### ENTRIES PROVIDED

********************

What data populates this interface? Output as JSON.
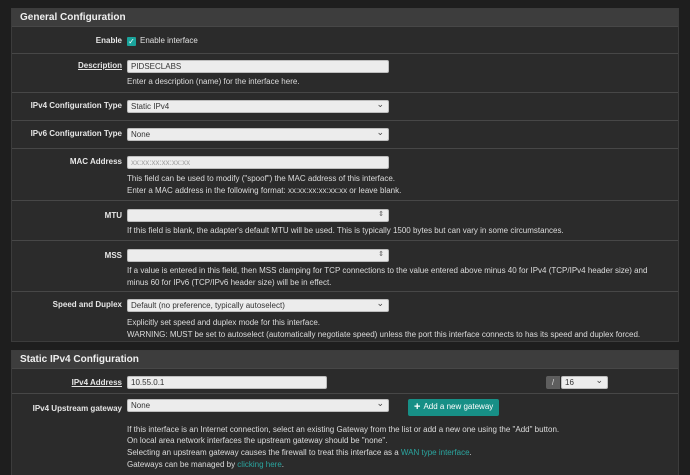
{
  "general": {
    "title": "General Configuration",
    "enable": {
      "label": "Enable",
      "checkbox_label": "Enable interface",
      "checked": true
    },
    "description": {
      "label": "Description",
      "value": "PIDSECLABS",
      "help": "Enter a description (name) for the interface here."
    },
    "ipv4_type": {
      "label": "IPv4 Configuration Type",
      "value": "Static IPv4"
    },
    "ipv6_type": {
      "label": "IPv6 Configuration Type",
      "value": "None"
    },
    "mac": {
      "label": "MAC Address",
      "placeholder": "xx:xx:xx:xx:xx:xx",
      "help1": "This field can be used to modify (\"spoof\") the MAC address of this interface.",
      "help2": "Enter a MAC address in the following format: xx:xx:xx:xx:xx:xx or leave blank."
    },
    "mtu": {
      "label": "MTU",
      "value": "",
      "help": "If this field is blank, the adapter's default MTU will be used. This is typically 1500 bytes but can vary in some circumstances."
    },
    "mss": {
      "label": "MSS",
      "value": "",
      "help1": "If a value is entered in this field, then MSS clamping for TCP connections to the value entered above minus 40 for IPv4 (TCP/IPv4 header size) and",
      "help2": "minus 60 for IPv6 (TCP/IPv6 header size) will be in effect."
    },
    "speed": {
      "label": "Speed and Duplex",
      "value": "Default (no preference, typically autoselect)",
      "help1": "Explicitly set speed and duplex mode for this interface.",
      "help2": "WARNING: MUST be set to autoselect (automatically negotiate speed) unless the port this interface connects to has its speed and duplex forced."
    }
  },
  "static_ipv4": {
    "title": "Static IPv4 Configuration",
    "address": {
      "label": "IPv4 Address",
      "value": "10.55.0.1",
      "slash": "/",
      "cidr": "16"
    },
    "gateway": {
      "label": "IPv4 Upstream gateway",
      "value": "None",
      "add_button": "Add a new gateway",
      "help1": "If this interface is an Internet connection, select an existing Gateway from the list or add a new one using the \"Add\" button.",
      "help2": "On local area network interfaces the upstream gateway should be \"none\".",
      "help3_pre": "Selecting an upstream gateway causes the firewall to treat this interface as a ",
      "help3_link": "WAN type interface",
      "help3_post": ".",
      "help4_pre": "Gateways can be managed by ",
      "help4_link": "clicking here",
      "help4_post": "."
    }
  }
}
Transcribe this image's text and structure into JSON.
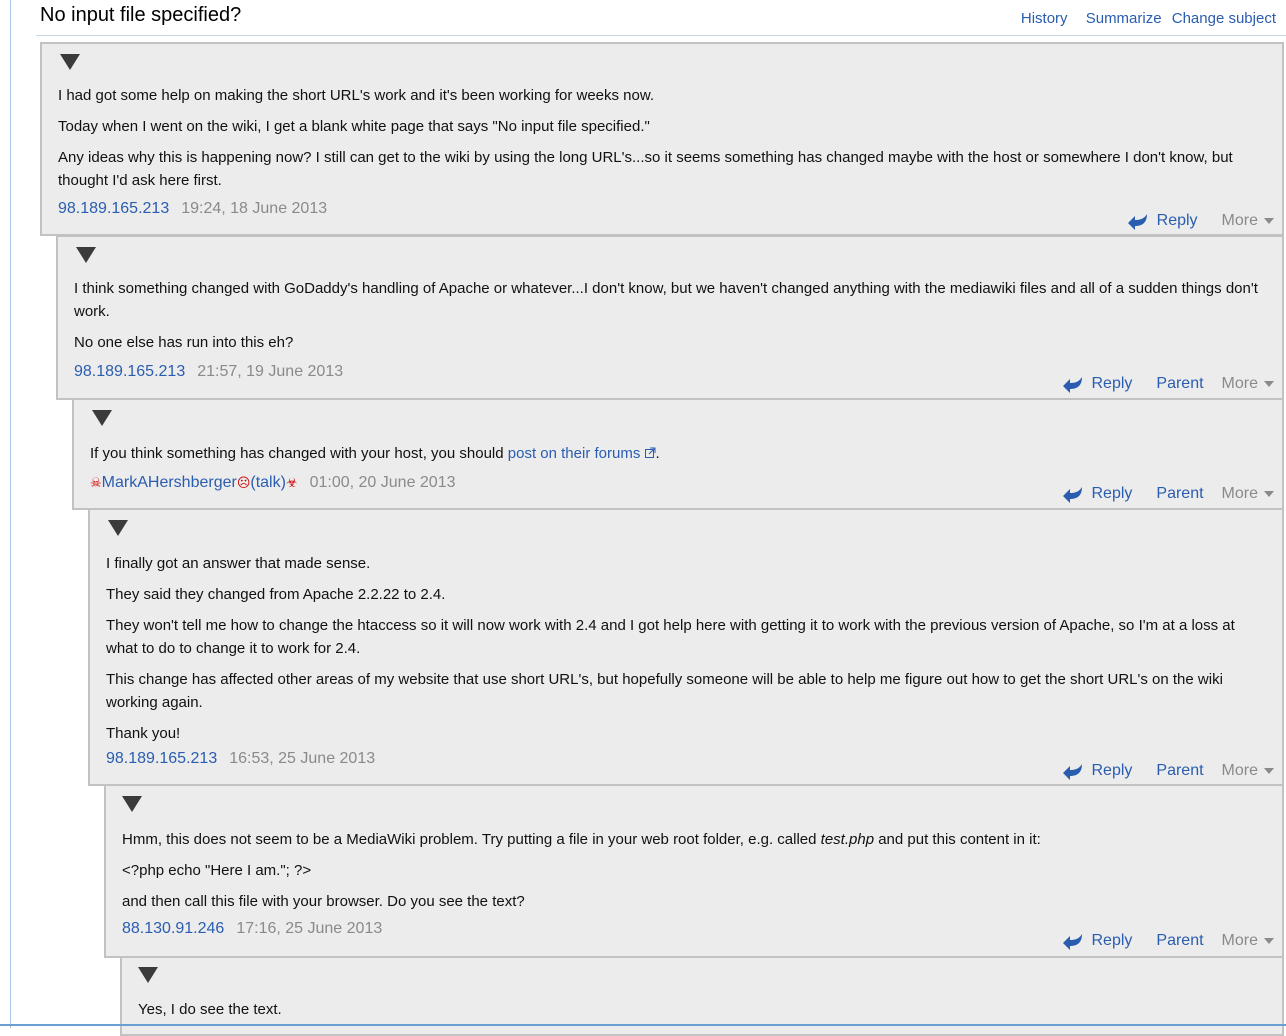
{
  "topic": {
    "title": "No input file specified?",
    "actions": {
      "history": "History",
      "summarize": "Summarize",
      "change_subject": "Change subject"
    }
  },
  "labels": {
    "reply": "Reply",
    "parent": "Parent",
    "more": "More"
  },
  "posts": [
    {
      "paragraphs": [
        "I had got some help on making the short URL's work and it's been working for weeks now.",
        "Today when I went on the wiki, I get a blank white page that says \"No input file specified.\"",
        "Any ideas why this is happening now? I still can get to the wiki by using the long URL's...so it seems something has changed maybe with the host or somewhere I don't know, but thought I'd ask here first."
      ],
      "author": "98.189.165.213",
      "timestamp": "19:24, 18 June 2013"
    },
    {
      "paragraphs": [
        "I think something changed with GoDaddy's handling of Apache or whatever...I don't know, but we haven't changed anything with the mediawiki files and all of a sudden things don't work.",
        "No one else has run into this eh?"
      ],
      "author": "98.189.165.213",
      "timestamp": "21:57, 19 June 2013"
    },
    {
      "text_before_link": "If you think something has changed with your host, you should ",
      "link_text": "post on their forums",
      "text_after_link": ".",
      "author_name": "MarkAHershberger",
      "author_talk": "(talk)",
      "timestamp": "01:00, 20 June 2013"
    },
    {
      "paragraphs": [
        "I finally got an answer that made sense.",
        "They said they changed from Apache 2.2.22 to 2.4.",
        "They won't tell me how to change the htaccess so it will now work with 2.4 and I got help here with getting it to work with the previous version of Apache, so I'm at a loss at what to do to change it to work for 2.4.",
        "This change has affected other areas of my website that use short URL's, but hopefully someone will be able to help me figure out how to get the short URL's on the wiki working again.",
        "Thank you!"
      ],
      "author": "98.189.165.213",
      "timestamp": "16:53, 25 June 2013"
    },
    {
      "p1_before": "Hmm, this does not seem to be a MediaWiki problem. Try putting a file in your web root folder, e.g. called ",
      "p1_em": "test.php",
      "p1_after": " and put this content in it:",
      "p2": "<?php echo \"Here I am.\"; ?>",
      "p3": "and then call this file with your browser. Do you see the text?",
      "author": "88.130.91.246",
      "timestamp": "17:16, 25 June 2013"
    },
    {
      "paragraphs": [
        "Yes, I do see the text."
      ]
    }
  ],
  "icons": {
    "toggle": "collapse-triangle-icon",
    "reply": "reply-arrow-icon",
    "external": "external-link-icon"
  }
}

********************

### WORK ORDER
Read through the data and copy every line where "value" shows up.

### FINAL ANSWER
      "value": "PIDSECLABS",
      "value": "Static IPv4"
      "value": "None"
      "value": "",
      "value": "",
      "help1": "If a value is entered in this field, then MSS clamping for TCP connections to the value entered above minus 40 for IPv4 (TCP/IPv4 header size) and",
      "value": "Default (no preference, typically autoselect)",
      "value": "10.55.0.1",
      "value": "None",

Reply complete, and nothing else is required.